**Problem requirements:** Would you please copy the entries exactly, leaving every picture aside?

**Given entries:**
- Opening Delimiter -
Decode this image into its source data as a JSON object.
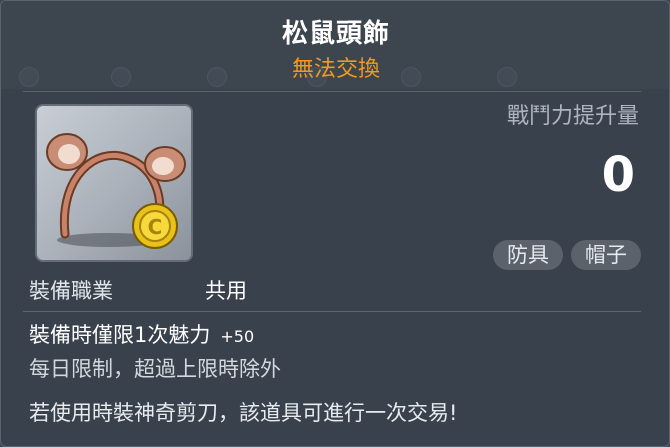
{
  "item": {
    "name": "松鼠頭飾",
    "trade_status": "無法交換",
    "icon": "squirrel-headband-icon",
    "power_label": "戰鬥力提升量",
    "power_value": "0",
    "tags": [
      "防具",
      "帽子"
    ],
    "job_label": "裝備職業",
    "job_value": "共用"
  },
  "details": {
    "equip_effect": "裝備時僅限1次魅力",
    "equip_effect_value": "+50",
    "daily_limit": "每日限制，超過上限時除外",
    "scissor_note": "若使用時裝神奇剪刀，該道具可進行一次交易!"
  },
  "colors": {
    "background": "#39414c",
    "title": "#ffffff",
    "trade_status": "#f39a1e",
    "tag_bg": "#5b626c"
  }
}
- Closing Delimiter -
**Output for this task:**
Decode this image into its source data as a JSON object.
{
  "item": {
    "name": "松鼠頭飾",
    "trade_status": "無法交換",
    "icon": "squirrel-headband-icon",
    "power_label": "戰鬥力提升量",
    "power_value": "0",
    "tags": [
      "防具",
      "帽子"
    ],
    "job_label": "裝備職業",
    "job_value": "共用"
  },
  "details": {
    "equip_effect": "裝備時僅限1次魅力",
    "equip_effect_value": "+50",
    "daily_limit": "每日限制，超過上限時除外",
    "scissor_note": "若使用時裝神奇剪刀，該道具可進行一次交易!"
  },
  "colors": {
    "background": "#39414c",
    "title": "#ffffff",
    "trade_status": "#f39a1e",
    "tag_bg": "#5b626c"
  }
}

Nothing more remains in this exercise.